She was just leaving her house to come get me. I was a little disappointed that she wasn't there since I was pretty much done with the whole biking thing and that the original, now scrapped,plan had been that we would ride to the Capitol and then go have beers. I was still hoping for the beers part, or at least lunch.

We agreed that I would ride halfway back with the crowd and enjoy the police escort that I had not had on the ride down and she would pick me up on Roswell Road. So for the hour til we left I wandered around the capitol, outside and in the church yard and half listened to the politicians rally the crowd. I found another friend and chatted and joked with her to pass the time. I was given some reading paraphanelia on cycling and encouraged to join some cycling group.

It really hurt to get back on the bike after an hour off it. But I managed okay and was quite thankful when I came to our agreed meeting place on Roswell Road. The only problem was that she was on the otherside of the road. So I called her and waited on the MARTA bench for her to come pick me up. In the 15 minutes that I sat there 4 people stopped to ask me if I needed help. Two were other cyclists. Another was a group in a van with bikes on their roof and roared with laughter when I assured them I was fine that I was just having trouble crossing the street. The last was some random guy in a pick-up truck asking what we were all riding for. I told him to raise awareness of cyclists in Georgia in hopes to have new bike paths built. He asked if I was fine and if I wanted to toss my bike in the back and ride with him. I declined and pointed across the street that my Mommy was coming to get me. He left and I was relieved as I was starting to get creeped out. Shortly after Lala did come to pick me up but not before I saw Rasmussen again. We offered him a ride, which he declined. As we drove off and left him in the parking lot I saw him pull out his cell phone and I knew he was as over it as I was-- but probably for different reasons: he was just having an off day; I was tired of being scared and my ass hurt.

So what did The Ride to the Capitol accomplish? The overall goal was to raise awareness in Atlanta for cyclists in hope that city planners will call for more bike paths and routes. Do I think that was accomplished? No, probably not. I don't know, shrug, maybe it raised a few eyebrows. It did raise MY awareness if that counts for anything. I discovered that cycling can be fun. I found that I no longer have the fear of the bike holding me back from trying a triathalon. Will cycling replace running? Never. I just don't get the same high and you can't beat running's zen simplicity. Will you see me out there on the mean streets of Atlanta? Doubt it. I still think the risk of getting hit by a car is too high but you may see me hitting the trails or zooming down the Comet.

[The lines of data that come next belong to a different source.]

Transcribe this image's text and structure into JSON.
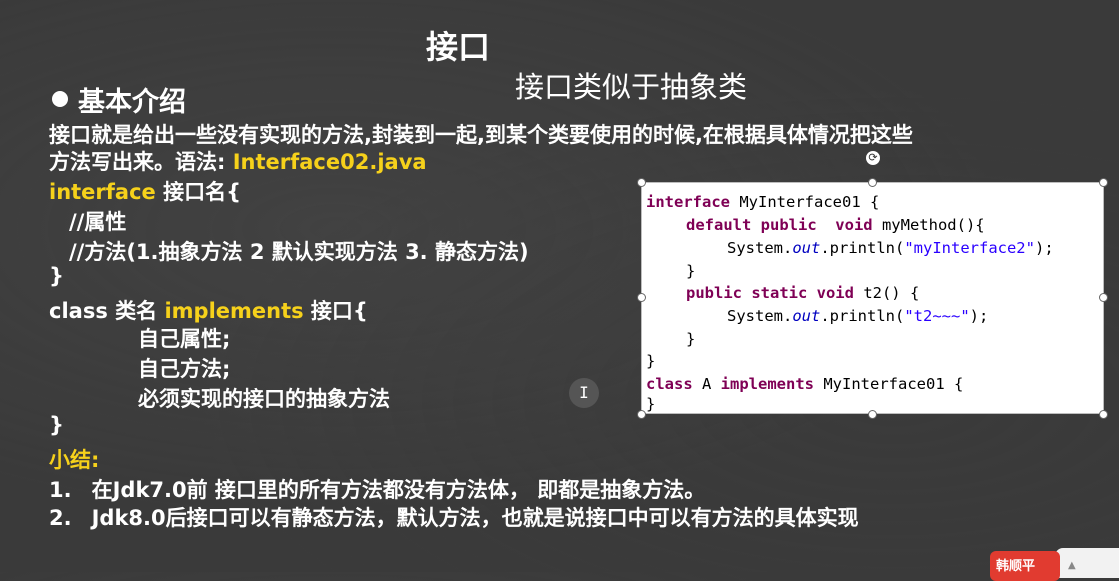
{
  "slide": {
    "title": "接口",
    "subtitle": "接口类似于抽象类",
    "section_heading": "基本介绍"
  },
  "intro": {
    "line1": "接口就是给出一些没有实现的方法,封装到一起,到某个类要使用的时候,在根据具体情况把这些",
    "line2_prefix": "方法写出来。语法: ",
    "line2_file": "Interface02.java"
  },
  "syntax": {
    "interface_kw": "interface",
    "interface_rest": " 接口名{",
    "attr_comment": "//属性",
    "method_comment": "//方法(1.抽象方法 2 默认实现方法 3. 静态方法)",
    "close1": "}",
    "class_prefix": "class 类名 ",
    "implements_kw": "implements",
    "class_suffix": " 接口{",
    "own_attrs": "自己属性;",
    "own_methods": "自己方法;",
    "must_impl": "必须实现的接口的抽象方法",
    "close2": "}"
  },
  "summary": {
    "heading": "小结:",
    "item1_num": "1.",
    "item1_text": "在Jdk7.0前 接口里的所有方法都没有方法体， 即都是抽象方法。",
    "item2_num": "2.",
    "item2_text": "Jdk8.0后接口可以有静态方法，默认方法，也就是说接口中可以有方法的具体实现"
  },
  "code": {
    "l1_kw": "interface",
    "l1_rest": " MyInterface01 {",
    "l2_kw": "default public  void",
    "l2_rest": " myMethod(){",
    "l3_a": "System.",
    "l3_out": "out",
    "l3_b": ".println(",
    "l3_str": "\"myInterface2\"",
    "l3_c": ");",
    "l4": "}",
    "l5_kw": "public static void",
    "l5_rest": " t2() {",
    "l6_a": "System.",
    "l6_out": "out",
    "l6_b": ".println(",
    "l6_str": "\"t2~~~\"",
    "l6_c": ");",
    "l7": "}",
    "l8": "}",
    "l9_kw1": "class",
    "l9_mid": " A ",
    "l9_kw2": "implements",
    "l9_rest": " MyInterface01 {",
    "l10": "}"
  },
  "ui": {
    "rotate_icon": "rotate-icon",
    "cursor_glyph": "I",
    "badge_text": "韩顺平",
    "arrow_glyph": "▲"
  },
  "colors": {
    "highlight": "#f6d11b",
    "background": "#3a3a3a",
    "code_keyword": "#7f0055",
    "code_string": "#2a00ff"
  }
}
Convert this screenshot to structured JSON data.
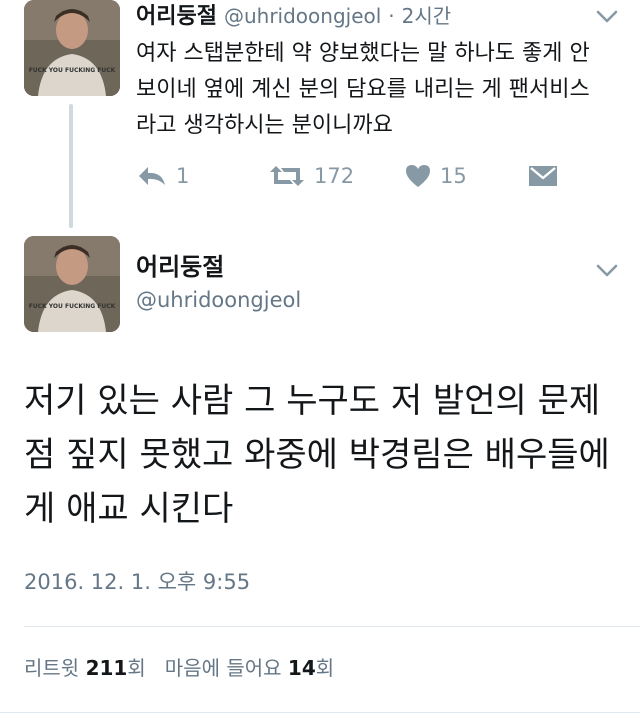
{
  "tweet1": {
    "name": "어리둥절",
    "handle": "@uhridoongjeol",
    "separator": "·",
    "time": "2시간",
    "text": "여자 스탭분한테 약 양보했다는 말 하나도 좋게 안 보이네 옆에 계신 분의 담요를 내리는 게 팬서비스라고 생각하시는 분이니까요",
    "avatar_caption": "FUCK YOU FUCKING FUCK",
    "actions": {
      "reply_icon": "reply-icon",
      "reply_count": "1",
      "retweet_icon": "retweet-icon",
      "retweet_count": "172",
      "like_icon": "heart-icon",
      "like_count": "15",
      "dm_icon": "envelope-icon"
    }
  },
  "tweet2": {
    "name": "어리둥절",
    "handle": "@uhridoongjeol",
    "text": "저기 있는 사람 그 누구도 저 발언의 문제점 짚지 못했고 와중에 박경림은 배우들에게 애교 시킨다",
    "date": "2016. 12. 1. 오후 9:55",
    "avatar_caption": "FUCK YOU FUCKING FUCK",
    "stats": {
      "retweets_label": "리트윗",
      "retweets_count": "211",
      "retweets_unit": "회",
      "likes_label": "마음에 들어요",
      "likes_count": "14",
      "likes_unit": "회"
    }
  },
  "colors": {
    "text_primary": "#14171a",
    "text_secondary": "#657786",
    "icon_gray": "#8899a6",
    "divider": "#e1e8ed",
    "thread_line": "#cfd9de"
  }
}
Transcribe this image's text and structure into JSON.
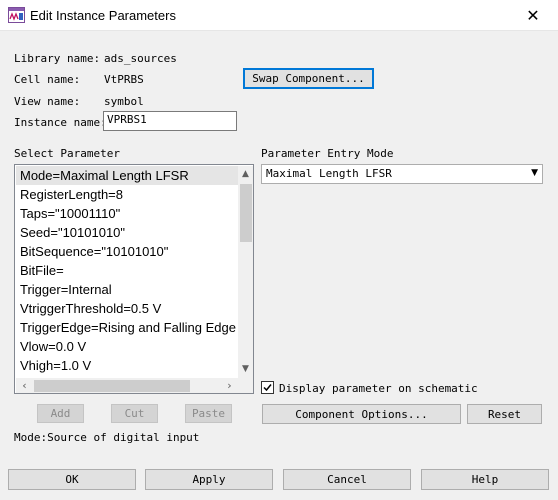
{
  "window": {
    "title": "Edit Instance Parameters",
    "close_glyph": "✕",
    "app_icon": "ads-app-icon"
  },
  "info": {
    "library_label": "Library name:",
    "library_value": "ads_sources",
    "cell_label": "Cell name:",
    "cell_value": "VtPRBS",
    "view_label": "View name:",
    "view_value": "symbol",
    "instance_label": "Instance name:",
    "instance_value": "VPRBS1"
  },
  "swap_button": "Swap Component...",
  "select_parameter": {
    "label": "Select Parameter",
    "items": [
      "Mode=Maximal Length LFSR",
      "RegisterLength=8",
      "Taps=\"10001110\"",
      "Seed=\"10101010\"",
      "BitSequence=\"10101010\"",
      "BitFile=",
      "Trigger=Internal",
      "VtriggerThreshold=0.5 V",
      "TriggerEdge=Rising and Falling Edge",
      "Vlow=0.0 V",
      "Vhigh=1.0 V"
    ],
    "selected_index": 0
  },
  "entry_mode": {
    "label": "Parameter Entry Mode",
    "value": "Maximal Length LFSR"
  },
  "display_param": {
    "label": "Display parameter on schematic",
    "checked": true
  },
  "list_buttons": {
    "add": "Add",
    "cut": "Cut",
    "paste": "Paste"
  },
  "component_options": "Component Options...",
  "reset": "Reset",
  "status": "Mode:Source of digital input",
  "footer": {
    "ok": "OK",
    "apply": "Apply",
    "cancel": "Cancel",
    "help": "Help"
  }
}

  1. Agreed about the biking. One day we should return to Athens and ride in the Gambler again and have beers (legally) after. : ) However, I've seen too many cyclists laid out on the pavement to want to bike around the metro without an escort.

  2. Kudos to you for sticking with it. You are some kind of athlete!